§ TASK DESCRIPTION
Please find the lines in the following records that hold "equals", and copy them.

INFORMATION GIVEN: Begin

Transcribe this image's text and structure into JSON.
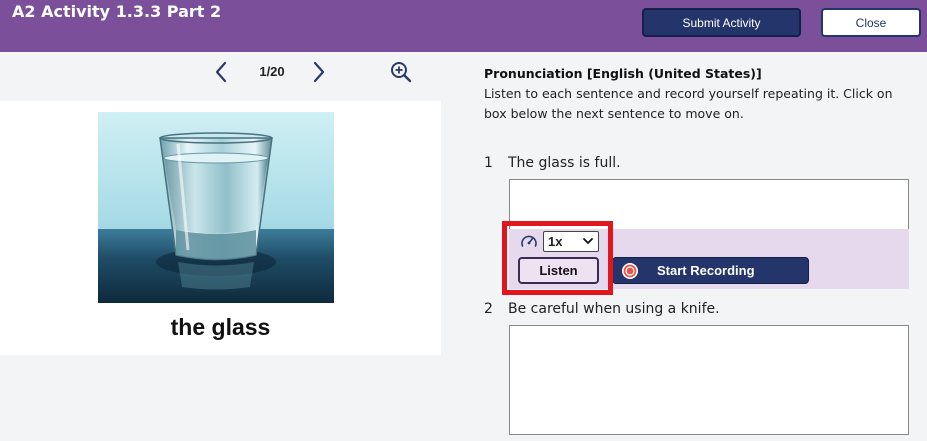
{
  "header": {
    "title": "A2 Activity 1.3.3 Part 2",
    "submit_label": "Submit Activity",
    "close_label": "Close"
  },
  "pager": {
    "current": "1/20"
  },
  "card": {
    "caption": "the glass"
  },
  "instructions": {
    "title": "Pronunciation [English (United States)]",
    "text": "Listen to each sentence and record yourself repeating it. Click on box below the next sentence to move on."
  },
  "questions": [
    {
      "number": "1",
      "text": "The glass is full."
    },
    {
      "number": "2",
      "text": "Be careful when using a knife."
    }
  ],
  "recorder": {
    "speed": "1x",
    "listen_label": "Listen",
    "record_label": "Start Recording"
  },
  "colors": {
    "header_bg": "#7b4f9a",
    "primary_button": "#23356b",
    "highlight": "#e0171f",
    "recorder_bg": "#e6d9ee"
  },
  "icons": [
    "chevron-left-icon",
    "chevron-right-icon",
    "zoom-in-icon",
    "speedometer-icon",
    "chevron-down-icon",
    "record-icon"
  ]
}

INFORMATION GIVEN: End
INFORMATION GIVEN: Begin

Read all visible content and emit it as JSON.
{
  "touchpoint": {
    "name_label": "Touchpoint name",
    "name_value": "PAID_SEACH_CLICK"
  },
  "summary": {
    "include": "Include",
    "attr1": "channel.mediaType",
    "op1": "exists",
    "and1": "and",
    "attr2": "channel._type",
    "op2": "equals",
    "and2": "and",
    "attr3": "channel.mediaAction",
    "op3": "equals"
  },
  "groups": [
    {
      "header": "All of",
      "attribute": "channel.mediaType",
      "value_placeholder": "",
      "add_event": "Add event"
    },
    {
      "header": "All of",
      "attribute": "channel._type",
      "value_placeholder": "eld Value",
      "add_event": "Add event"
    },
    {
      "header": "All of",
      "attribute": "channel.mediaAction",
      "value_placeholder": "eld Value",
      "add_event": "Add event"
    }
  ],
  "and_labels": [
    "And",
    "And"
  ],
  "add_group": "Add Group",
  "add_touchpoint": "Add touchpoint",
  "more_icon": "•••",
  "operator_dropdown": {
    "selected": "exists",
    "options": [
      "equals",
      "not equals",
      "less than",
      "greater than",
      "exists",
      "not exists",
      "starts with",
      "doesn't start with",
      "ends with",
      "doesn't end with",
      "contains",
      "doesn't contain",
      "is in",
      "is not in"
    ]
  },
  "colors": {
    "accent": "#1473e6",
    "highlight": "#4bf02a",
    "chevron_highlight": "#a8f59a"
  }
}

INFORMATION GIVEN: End
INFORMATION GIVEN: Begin

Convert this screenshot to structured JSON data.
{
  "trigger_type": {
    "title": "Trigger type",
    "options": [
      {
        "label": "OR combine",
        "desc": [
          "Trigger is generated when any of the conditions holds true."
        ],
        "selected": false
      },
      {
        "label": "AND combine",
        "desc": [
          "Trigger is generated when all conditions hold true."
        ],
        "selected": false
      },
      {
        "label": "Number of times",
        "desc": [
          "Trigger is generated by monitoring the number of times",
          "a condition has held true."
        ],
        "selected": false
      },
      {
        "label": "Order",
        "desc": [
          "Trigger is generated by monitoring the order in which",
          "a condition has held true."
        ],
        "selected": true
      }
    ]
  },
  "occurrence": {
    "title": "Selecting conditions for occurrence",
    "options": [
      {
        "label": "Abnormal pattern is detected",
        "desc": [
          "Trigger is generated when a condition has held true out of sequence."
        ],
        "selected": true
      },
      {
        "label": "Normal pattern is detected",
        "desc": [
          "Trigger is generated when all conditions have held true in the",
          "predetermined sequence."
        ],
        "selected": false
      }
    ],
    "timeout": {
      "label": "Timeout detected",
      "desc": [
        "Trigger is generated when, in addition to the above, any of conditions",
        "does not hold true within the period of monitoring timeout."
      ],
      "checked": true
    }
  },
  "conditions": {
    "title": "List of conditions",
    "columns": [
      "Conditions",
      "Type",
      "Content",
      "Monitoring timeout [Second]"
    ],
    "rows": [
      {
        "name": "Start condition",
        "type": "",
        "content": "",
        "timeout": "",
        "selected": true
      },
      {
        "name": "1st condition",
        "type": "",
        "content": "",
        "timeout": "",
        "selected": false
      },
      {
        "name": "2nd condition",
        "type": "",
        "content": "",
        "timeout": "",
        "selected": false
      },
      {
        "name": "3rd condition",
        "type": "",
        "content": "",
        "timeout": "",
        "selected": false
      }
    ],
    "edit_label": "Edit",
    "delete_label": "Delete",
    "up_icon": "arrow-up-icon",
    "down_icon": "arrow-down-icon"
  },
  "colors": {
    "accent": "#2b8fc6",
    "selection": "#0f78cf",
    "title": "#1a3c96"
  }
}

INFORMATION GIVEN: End

§ SOLUTION TO THIS TASK
    "op2": "equals",
    "op3": "equals"
      "equals",
      "not equals",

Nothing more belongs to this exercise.